#### [Exercise objective]
Locate every line in the records below that contains the word "data", and copy each one.

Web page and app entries

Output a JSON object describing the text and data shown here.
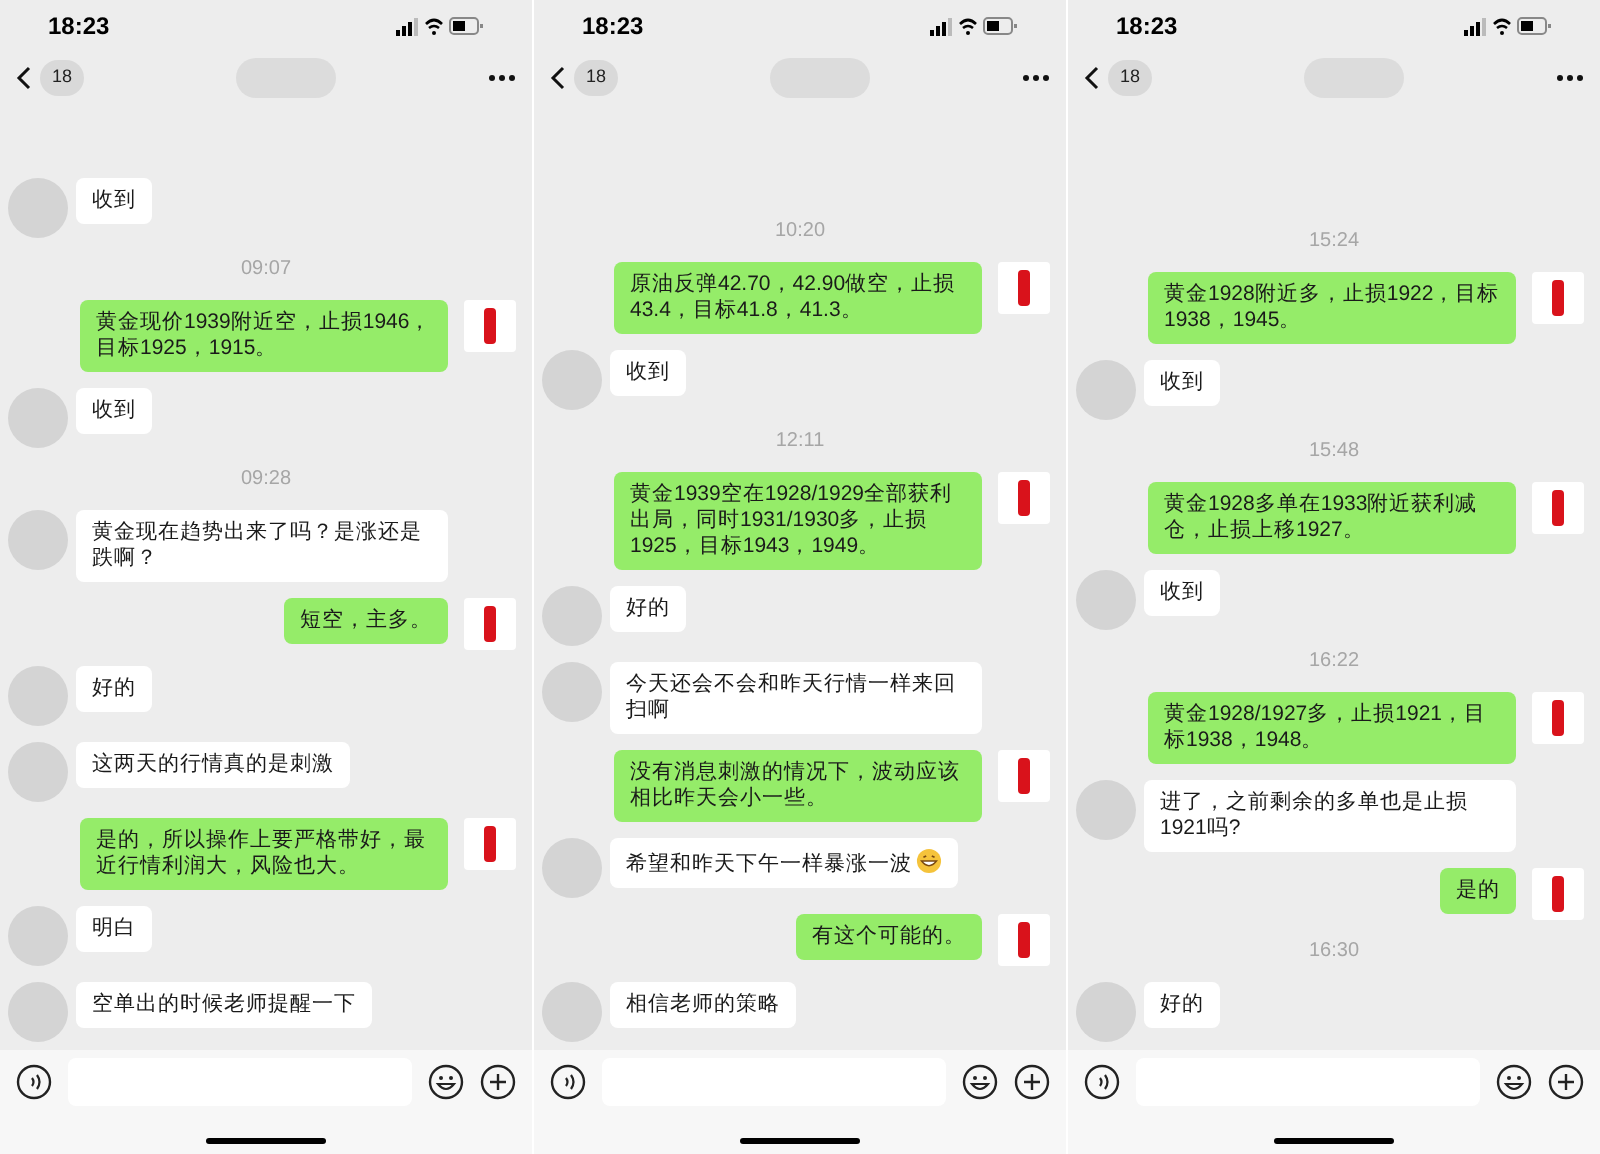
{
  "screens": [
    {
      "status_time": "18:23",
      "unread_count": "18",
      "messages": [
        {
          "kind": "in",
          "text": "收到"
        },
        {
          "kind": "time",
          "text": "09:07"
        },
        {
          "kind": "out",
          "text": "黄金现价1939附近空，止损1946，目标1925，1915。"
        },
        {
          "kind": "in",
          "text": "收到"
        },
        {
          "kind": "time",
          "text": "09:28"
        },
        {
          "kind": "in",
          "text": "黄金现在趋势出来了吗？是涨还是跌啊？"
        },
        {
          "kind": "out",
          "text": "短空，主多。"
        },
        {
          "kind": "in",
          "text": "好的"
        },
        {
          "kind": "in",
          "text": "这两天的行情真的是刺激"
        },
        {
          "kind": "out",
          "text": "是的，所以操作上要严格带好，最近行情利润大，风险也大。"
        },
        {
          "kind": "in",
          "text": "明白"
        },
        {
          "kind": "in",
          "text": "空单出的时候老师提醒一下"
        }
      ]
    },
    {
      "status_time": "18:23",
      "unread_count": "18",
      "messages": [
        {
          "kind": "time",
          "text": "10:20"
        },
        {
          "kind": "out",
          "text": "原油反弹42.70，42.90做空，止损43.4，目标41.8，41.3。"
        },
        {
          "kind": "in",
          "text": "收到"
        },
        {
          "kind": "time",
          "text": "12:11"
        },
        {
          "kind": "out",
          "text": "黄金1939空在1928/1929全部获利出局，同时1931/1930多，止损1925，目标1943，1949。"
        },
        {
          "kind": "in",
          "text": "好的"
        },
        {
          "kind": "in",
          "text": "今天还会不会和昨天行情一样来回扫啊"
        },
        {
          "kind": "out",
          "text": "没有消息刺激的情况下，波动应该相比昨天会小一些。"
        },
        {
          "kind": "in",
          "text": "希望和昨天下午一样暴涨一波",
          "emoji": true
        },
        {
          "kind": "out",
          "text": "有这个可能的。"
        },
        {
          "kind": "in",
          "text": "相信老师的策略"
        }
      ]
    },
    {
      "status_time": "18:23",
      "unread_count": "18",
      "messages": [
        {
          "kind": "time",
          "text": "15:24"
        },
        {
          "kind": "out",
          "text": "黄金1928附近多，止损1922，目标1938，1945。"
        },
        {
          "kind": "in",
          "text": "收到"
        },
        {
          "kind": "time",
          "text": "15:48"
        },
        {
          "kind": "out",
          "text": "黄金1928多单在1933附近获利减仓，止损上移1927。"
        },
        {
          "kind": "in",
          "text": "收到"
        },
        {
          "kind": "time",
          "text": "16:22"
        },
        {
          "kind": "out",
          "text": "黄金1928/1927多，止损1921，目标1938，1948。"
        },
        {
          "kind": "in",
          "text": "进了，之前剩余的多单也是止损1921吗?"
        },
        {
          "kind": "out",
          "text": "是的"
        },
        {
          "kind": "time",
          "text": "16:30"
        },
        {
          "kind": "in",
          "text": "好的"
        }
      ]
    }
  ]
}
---
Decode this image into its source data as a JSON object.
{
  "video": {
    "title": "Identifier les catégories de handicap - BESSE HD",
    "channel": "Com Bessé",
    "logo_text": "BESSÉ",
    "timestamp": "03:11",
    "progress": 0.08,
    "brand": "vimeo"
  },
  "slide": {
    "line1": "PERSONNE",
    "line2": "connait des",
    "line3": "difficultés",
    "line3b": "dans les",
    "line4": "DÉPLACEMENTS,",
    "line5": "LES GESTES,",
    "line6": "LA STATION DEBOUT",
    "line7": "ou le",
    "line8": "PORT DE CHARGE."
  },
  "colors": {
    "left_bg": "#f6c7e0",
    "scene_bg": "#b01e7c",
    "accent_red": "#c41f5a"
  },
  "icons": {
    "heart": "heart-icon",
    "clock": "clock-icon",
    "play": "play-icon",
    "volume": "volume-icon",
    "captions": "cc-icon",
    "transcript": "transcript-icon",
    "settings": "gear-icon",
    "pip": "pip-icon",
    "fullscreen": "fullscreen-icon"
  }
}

#### [Exercise response]
Output a JSON object describing the text and data shown here.
Decode this image into its source data as a JSON object.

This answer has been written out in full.